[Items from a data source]
★ ★ ★ ★
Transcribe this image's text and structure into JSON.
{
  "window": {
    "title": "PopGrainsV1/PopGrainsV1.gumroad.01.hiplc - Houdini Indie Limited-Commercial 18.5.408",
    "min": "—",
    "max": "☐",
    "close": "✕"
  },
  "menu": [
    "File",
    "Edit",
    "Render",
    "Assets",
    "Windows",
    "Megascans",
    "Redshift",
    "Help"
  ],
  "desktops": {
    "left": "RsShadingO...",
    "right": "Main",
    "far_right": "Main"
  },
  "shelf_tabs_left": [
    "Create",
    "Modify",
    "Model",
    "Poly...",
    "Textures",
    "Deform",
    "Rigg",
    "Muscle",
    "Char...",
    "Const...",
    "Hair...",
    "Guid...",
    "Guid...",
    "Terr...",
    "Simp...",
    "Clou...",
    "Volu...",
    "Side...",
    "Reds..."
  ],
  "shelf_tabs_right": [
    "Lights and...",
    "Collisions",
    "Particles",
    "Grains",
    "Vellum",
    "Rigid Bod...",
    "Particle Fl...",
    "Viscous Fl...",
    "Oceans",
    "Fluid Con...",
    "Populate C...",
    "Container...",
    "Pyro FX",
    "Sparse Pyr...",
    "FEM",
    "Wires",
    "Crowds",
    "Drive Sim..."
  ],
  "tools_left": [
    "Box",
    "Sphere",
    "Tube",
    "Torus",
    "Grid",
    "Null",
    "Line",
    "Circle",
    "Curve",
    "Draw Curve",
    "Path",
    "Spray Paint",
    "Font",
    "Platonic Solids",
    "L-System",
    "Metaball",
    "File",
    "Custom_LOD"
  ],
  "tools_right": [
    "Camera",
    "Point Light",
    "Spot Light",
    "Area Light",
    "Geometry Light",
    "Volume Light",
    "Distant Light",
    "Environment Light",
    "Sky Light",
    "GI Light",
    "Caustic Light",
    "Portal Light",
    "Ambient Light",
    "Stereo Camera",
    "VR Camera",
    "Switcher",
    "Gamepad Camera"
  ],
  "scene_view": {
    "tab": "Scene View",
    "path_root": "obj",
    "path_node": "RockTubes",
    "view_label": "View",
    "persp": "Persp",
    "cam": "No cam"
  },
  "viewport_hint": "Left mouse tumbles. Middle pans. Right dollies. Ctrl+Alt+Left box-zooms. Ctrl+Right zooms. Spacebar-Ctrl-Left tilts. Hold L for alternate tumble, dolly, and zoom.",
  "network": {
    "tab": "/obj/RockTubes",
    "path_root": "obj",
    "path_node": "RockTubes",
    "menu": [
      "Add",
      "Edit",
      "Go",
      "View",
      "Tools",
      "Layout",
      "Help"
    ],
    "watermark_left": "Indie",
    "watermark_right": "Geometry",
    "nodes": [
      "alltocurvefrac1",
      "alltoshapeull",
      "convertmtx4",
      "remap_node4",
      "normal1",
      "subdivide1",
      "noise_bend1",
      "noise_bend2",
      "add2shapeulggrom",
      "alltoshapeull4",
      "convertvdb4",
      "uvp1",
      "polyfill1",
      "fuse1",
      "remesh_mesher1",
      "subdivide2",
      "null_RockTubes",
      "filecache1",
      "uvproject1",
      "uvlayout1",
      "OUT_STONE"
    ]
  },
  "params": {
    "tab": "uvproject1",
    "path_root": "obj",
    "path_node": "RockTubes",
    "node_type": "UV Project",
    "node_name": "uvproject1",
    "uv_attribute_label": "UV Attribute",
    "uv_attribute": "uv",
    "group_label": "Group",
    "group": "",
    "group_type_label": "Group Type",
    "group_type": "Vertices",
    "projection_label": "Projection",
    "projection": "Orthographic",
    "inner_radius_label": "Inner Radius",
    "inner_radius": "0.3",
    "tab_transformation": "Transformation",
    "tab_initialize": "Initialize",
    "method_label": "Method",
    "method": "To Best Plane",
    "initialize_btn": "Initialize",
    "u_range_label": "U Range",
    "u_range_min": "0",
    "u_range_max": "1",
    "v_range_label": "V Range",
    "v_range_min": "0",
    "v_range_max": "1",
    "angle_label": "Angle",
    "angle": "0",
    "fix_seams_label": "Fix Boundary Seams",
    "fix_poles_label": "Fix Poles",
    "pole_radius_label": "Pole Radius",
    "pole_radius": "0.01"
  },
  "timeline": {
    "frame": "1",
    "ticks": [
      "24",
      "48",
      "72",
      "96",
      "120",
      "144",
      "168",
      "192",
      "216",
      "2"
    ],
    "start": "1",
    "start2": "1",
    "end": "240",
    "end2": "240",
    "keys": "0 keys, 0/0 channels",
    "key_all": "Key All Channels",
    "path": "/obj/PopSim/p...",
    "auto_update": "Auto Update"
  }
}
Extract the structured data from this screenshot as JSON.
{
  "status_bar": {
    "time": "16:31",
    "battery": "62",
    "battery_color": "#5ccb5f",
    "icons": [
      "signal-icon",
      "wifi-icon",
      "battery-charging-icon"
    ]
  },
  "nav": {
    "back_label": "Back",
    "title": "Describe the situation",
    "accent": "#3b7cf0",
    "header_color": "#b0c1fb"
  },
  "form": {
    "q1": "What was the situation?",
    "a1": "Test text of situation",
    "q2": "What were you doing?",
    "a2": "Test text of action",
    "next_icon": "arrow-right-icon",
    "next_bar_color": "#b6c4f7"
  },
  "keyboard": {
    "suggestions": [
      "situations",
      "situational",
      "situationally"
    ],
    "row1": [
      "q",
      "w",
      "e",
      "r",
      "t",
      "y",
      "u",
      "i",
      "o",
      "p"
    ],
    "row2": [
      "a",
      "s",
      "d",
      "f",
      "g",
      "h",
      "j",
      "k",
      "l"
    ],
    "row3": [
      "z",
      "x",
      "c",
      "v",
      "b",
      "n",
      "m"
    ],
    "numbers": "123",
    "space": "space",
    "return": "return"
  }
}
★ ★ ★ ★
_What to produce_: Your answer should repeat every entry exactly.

_Expected answer_:
Transcribe this image's text and structure into JSON.
{
  "window": {
    "title": "PopGrainsV1/PopGrainsV1.gumroad.01.hiplc - Houdini Indie Limited-Commercial 18.5.408",
    "min": "—",
    "max": "☐",
    "close": "✕"
  },
  "menu": [
    "File",
    "Edit",
    "Render",
    "Assets",
    "Windows",
    "Megascans",
    "Redshift",
    "Help"
  ],
  "desktops": {
    "left": "RsShadingO...",
    "right": "Main",
    "far_right": "Main"
  },
  "shelf_tabs_left": [
    "Create",
    "Modify",
    "Model",
    "Poly...",
    "Textures",
    "Deform",
    "Rigg",
    "Muscle",
    "Char...",
    "Const...",
    "Hair...",
    "Guid...",
    "Guid...",
    "Terr...",
    "Simp...",
    "Clou...",
    "Volu...",
    "Side...",
    "Reds..."
  ],
  "shelf_tabs_right": [
    "Lights and...",
    "Collisions",
    "Particles",
    "Grains",
    "Vellum",
    "Rigid Bod...",
    "Particle Fl...",
    "Viscous Fl...",
    "Oceans",
    "Fluid Con...",
    "Populate C...",
    "Container...",
    "Pyro FX",
    "Sparse Pyr...",
    "FEM",
    "Wires",
    "Crowds",
    "Drive Sim..."
  ],
  "tools_left": [
    "Box",
    "Sphere",
    "Tube",
    "Torus",
    "Grid",
    "Null",
    "Line",
    "Circle",
    "Curve",
    "Draw Curve",
    "Path",
    "Spray Paint",
    "Font",
    "Platonic Solids",
    "L-System",
    "Metaball",
    "File",
    "Custom_LOD"
  ],
  "tools_right": [
    "Camera",
    "Point Light",
    "Spot Light",
    "Area Light",
    "Geometry Light",
    "Volume Light",
    "Distant Light",
    "Environment Light",
    "Sky Light",
    "GI Light",
    "Caustic Light",
    "Portal Light",
    "Ambient Light",
    "Stereo Camera",
    "VR Camera",
    "Switcher",
    "Gamepad Camera"
  ],
  "scene_view": {
    "tab": "Scene View",
    "path_root": "obj",
    "path_node": "RockTubes",
    "view_label": "View",
    "persp": "Persp",
    "cam": "No cam"
  },
  "viewport_hint": "Left mouse tumbles. Middle pans. Right dollies. Ctrl+Alt+Left box-zooms. Ctrl+Right zooms. Spacebar-Ctrl-Left tilts. Hold L for alternate tumble, dolly, and zoom.",
  "network": {
    "tab": "/obj/RockTubes",
    "path_root": "obj",
    "path_node": "RockTubes",
    "menu": [
      "Add",
      "Edit",
      "Go",
      "View",
      "Tools",
      "Layout",
      "Help"
    ],
    "watermark_left": "Indie",
    "watermark_right": "Geometry",
    "nodes": [
      "alltocurvefrac1",
      "alltoshapeull",
      "convertmtx4",
      "remap_node4",
      "normal1",
      "subdivide1",
      "noise_bend1",
      "noise_bend2",
      "add2shapeulggrom",
      "alltoshapeull4",
      "convertvdb4",
      "uvp1",
      "polyfill1",
      "fuse1",
      "remesh_mesher1",
      "subdivide2",
      "null_RockTubes",
      "filecache1",
      "uvproject1",
      "uvlayout1",
      "OUT_STONE"
    ]
  },
  "params": {
    "tab": "uvproject1",
    "path_root": "obj",
    "path_node": "RockTubes",
    "node_type": "UV Project",
    "node_name": "uvproject1",
    "uv_attribute_label": "UV Attribute",
    "uv_attribute": "uv",
    "group_label": "Group",
    "group": "",
    "group_type_label": "Group Type",
    "group_type": "Vertices",
    "projection_label": "Projection",
    "projection": "Orthographic",
    "inner_radius_label": "Inner Radius",
    "inner_radius": "0.3",
    "tab_transformation": "Transformation",
    "tab_initialize": "Initialize",
    "method_label": "Method",
    "method": "To Best Plane",
    "initialize_btn": "Initialize",
    "u_range_label": "U Range",
    "u_range_min": "0",
    "u_range_max": "1",
    "v_range_label": "V Range",
    "v_range_min": "0",
    "v_range_max": "1",
    "angle_label": "Angle",
    "angle": "0",
    "fix_seams_label": "Fix Boundary Seams",
    "fix_poles_label": "Fix Poles",
    "pole_radius_label": "Pole Radius",
    "pole_radius": "0.01"
  },
  "timeline": {
    "frame": "1",
    "ticks": [
      "24",
      "48",
      "72",
      "96",
      "120",
      "144",
      "168",
      "192",
      "216",
      "2"
    ],
    "start": "1",
    "start2": "1",
    "end": "240",
    "end2": "240",
    "keys": "0 keys, 0/0 channels",
    "key_all": "Key All Channels",
    "path": "/obj/PopSim/p...",
    "auto_update": "Auto Update"
  }
}
Extract the structured data from this screenshot as JSON.
{
  "status_bar": {
    "time": "16:31",
    "battery": "62",
    "battery_color": "#5ccb5f",
    "icons": [
      "signal-icon",
      "wifi-icon",
      "battery-charging-icon"
    ]
  },
  "nav": {
    "back_label": "Back",
    "title": "Describe the situation",
    "accent": "#3b7cf0",
    "header_color": "#b0c1fb"
  },
  "form": {
    "q1": "What was the situation?",
    "a1": "Test text of situation",
    "q2": "What were you doing?",
    "a2": "Test text of action",
    "next_icon": "arrow-right-icon",
    "next_bar_color": "#b6c4f7"
  },
  "keyboard": {
    "suggestions": [
      "situations",
      "situational",
      "situationally"
    ],
    "row1": [
      "q",
      "w",
      "e",
      "r",
      "t",
      "y",
      "u",
      "i",
      "o",
      "p"
    ],
    "row2": [
      "a",
      "s",
      "d",
      "f",
      "g",
      "h",
      "j",
      "k",
      "l"
    ],
    "row3": [
      "z",
      "x",
      "c",
      "v",
      "b",
      "n",
      "m"
    ],
    "numbers": "123",
    "space": "space",
    "return": "return"
  }
}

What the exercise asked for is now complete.